UK sending patrol ship to Guyana
LONDON, England (CMC) — The United Kingdom is sending the Royal Navy patrol ship, HMS Trent, to Guyana in a show of British support for the Caribbean Community (Caricom) country that is involved in a border dispute with Venezuela.
“HMS Trent will visit regional ally and Commonwealth partner Guyana later this month as part of a series of engagements in the region during her Atlantic patrol task deployment,” a Ministry of Defence spokesperson said.
The offshore patrol vessel HMS Trent is in Barbados over Christmas and will then head to Guyana for activities which will be carried out at sea.
Earlier this month, Foreign Office Minister for the Americas and Caribbean David Rutley visited Guyana and later said “the border issue has been settled for over 120 years,” adding “sovereign borders must be respected wherever they are in the world”.
The United States Army’s Southern Command earlier this month conducted joint aerial operations with the Guyana Defence Force (GDF). But neither the GDF, nor the Irfaan Ali Government in Georgetown has made no announcement regarding the arrival of the patrol ship.
Guyana and Venezuela are both claiming ownership of the Essequibo county which makes up about two-thirds of Guyana and is home to 125,000 of the country’s 800,000 citizens.

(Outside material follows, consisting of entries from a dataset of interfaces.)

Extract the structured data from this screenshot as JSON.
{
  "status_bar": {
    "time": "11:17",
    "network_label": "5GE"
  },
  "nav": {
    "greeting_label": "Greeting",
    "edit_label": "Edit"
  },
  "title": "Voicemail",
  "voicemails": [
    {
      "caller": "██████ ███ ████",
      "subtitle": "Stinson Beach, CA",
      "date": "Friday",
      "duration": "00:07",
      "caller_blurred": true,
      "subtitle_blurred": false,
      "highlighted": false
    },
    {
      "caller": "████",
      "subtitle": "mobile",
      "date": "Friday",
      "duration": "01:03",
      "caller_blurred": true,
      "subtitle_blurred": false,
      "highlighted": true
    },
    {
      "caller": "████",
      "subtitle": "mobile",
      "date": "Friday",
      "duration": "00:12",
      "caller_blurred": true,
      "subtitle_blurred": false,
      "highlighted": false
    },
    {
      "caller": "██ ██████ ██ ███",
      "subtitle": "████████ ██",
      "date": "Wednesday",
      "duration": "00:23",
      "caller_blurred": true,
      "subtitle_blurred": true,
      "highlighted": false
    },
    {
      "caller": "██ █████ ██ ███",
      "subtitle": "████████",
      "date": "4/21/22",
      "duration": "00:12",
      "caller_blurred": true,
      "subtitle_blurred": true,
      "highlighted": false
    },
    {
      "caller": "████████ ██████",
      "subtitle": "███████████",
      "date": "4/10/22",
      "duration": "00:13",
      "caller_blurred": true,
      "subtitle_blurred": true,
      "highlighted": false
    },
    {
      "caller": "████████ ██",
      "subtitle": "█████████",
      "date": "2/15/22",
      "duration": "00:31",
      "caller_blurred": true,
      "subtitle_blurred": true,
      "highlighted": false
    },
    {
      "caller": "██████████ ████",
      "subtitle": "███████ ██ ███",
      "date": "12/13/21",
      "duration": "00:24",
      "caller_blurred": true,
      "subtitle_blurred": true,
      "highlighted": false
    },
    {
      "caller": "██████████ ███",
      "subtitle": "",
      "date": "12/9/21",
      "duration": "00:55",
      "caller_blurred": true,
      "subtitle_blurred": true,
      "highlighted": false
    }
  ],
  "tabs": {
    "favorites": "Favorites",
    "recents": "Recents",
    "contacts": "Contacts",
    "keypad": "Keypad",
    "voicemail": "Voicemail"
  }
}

On December 3, Venezuela staged a referendum in which it said 95 per cent of the votes cast were in support of the annexation of the Essequibo region and President Nicolas Maduro announced soon afterwards that foreign companies working in Essequibo would have to withdraw within three months.
He said he was also proposing a special law to prohibit all companies that work under Guyana concessions from any transaction and that Caracas would be creating a military unit for the disputed territory but that it would be based in a neighbouring Venezuelan State.
Prior to the referendum, the International Court of Justice (ICJ) had ruled that Venezuela must not take any action to seize Essequibo, which has been administered by Guyana for more than a century.
The Joint Declaration of Argyle for Dialogue and Peace between Guyana and Venezuela, issued following talks in St Vincent and the Grenadines earlier this month between President Dr Irfaan Ali and President Maduro, also indicated that the two countries agreed that “any controversies” between them will be resolved in accordance with international law, including the Geneva Agreement dated February 17, 1966.